So many vendor-commissioned studies on mattersinformation technology, so little time. In a new semi-regular feature, we offera round-up of some of the recent pieces of IT-related research reports thathave found their way into our inbox.
Rootcanal or cloud migration?
A global report commissioned by networking vendorCisco Systems shows businesses are a long ways from turned cloud computing hypeinto reality. Having a proper cloud migration strategy is the stumbling blockand 38 per cent of IT decision makers said without one, they’d rather get a rootcanal, dig a ditch, or do their own taxes than address network challengesassociated with public or private cloud deployments.
Unsurprisingly, Cisco found that the network is oneof the top focus areas for cloud migration. In order to successfully move moreapplications to the cloud, the majority of respondents cited a cloud-readynetwork (37 per cent) as the biggest infrastructure element required forfurther cloud deployments, ahead of a virtualized data center (28 per cent) ora service-level agreement from a cloud service provider (21 per cent).

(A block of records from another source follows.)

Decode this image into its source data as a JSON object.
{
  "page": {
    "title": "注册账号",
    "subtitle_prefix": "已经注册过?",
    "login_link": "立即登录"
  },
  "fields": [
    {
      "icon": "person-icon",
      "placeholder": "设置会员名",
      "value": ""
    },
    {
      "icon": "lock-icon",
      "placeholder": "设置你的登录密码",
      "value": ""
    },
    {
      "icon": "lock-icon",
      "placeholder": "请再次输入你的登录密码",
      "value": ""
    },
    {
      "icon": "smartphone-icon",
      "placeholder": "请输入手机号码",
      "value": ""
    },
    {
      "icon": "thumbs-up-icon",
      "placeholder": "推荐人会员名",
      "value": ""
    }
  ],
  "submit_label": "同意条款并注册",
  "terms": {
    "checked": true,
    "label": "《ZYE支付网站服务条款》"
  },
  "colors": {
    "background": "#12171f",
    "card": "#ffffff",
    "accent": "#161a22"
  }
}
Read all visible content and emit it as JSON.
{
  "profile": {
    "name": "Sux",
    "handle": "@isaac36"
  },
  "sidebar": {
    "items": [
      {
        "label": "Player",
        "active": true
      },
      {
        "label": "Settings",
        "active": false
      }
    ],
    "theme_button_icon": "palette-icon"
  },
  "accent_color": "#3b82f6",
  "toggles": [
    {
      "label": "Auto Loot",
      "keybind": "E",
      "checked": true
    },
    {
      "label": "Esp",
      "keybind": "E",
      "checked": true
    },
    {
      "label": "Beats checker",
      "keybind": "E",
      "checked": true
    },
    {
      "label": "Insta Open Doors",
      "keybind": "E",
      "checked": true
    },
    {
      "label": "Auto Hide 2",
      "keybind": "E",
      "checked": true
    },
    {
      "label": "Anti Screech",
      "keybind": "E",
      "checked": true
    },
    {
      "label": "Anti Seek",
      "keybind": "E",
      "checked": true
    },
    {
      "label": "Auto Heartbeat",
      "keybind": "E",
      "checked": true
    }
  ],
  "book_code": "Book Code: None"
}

On a more positive note, 73 per cent of respondentsfelt confident with enough information to begin their private or public cloud deployments.But in a clear sign that many IT organizations are still considering and planningcloud migrations, 24 per cent said that over the next six months, they’re morelikely to see a UFO, a unicorn or a ghost before they see their company's cloudmigration starting and finishing.
The complete survey finds are available online.
SMBslike VMware, says VMware
A Spiceworks report commissioned by virtualizationvendor VMware to investigate desktop virtualization industry trends among SMBsfound hat 60 per cent of respondents plan to roll out or evaluate desktopvirtualization in 2012, with VMware View as the leading choice.
The study found 53 per cent of desktop SMBvirtualization installations were deployed using VMware View, with Citrix at 27per cent and another three per cent accounted for by Kaviza (recently acquiredby Citrix). Other vendors accounted for eight per cent or less individually.
In other findings, 88 per cent said they’dimplement an on-premise solution if they move to desktop virtualization andcloud computing, while 12 per cent would consider a hosted virtual desktopoffering. Maintenance of security and compliance and lack of people/resources werecited as the two biggest challenges SMBs face in managing end users.
A related whitepaper (PDF) is available fordownload.
Workplacestress, and why tablet users have more fun (and stress)
Toshiba of Canada wanted to know what stresses-outCanadians at work. And what do you know, the survey of 1000 Canadians found malfunctioningtechnology is their number one office complaint.
Some 62 per cent of Canadians find their jobsstressful, and technology was cited as the top contributing factor. Accordingto 52 per cent of respondents, dealing with malfunctioning office technologytakes away from other work responsibilities, while 25 per cent have missed adeadline due to a technology failure and 57 per cent believe that their bosswould accept a technology failure as a legitimate excuse for a missed deadline.
Tablet users claimed more workplace stress (86 percent) compared to 68 per cent of laptop users and 57 per cent of desktop users.Tablet users were also three times as more likely to yell at their colleagueswhen stressed at work, and 27 per cent of tablet users have had an officeromance, compared to the national average of 15 per cent.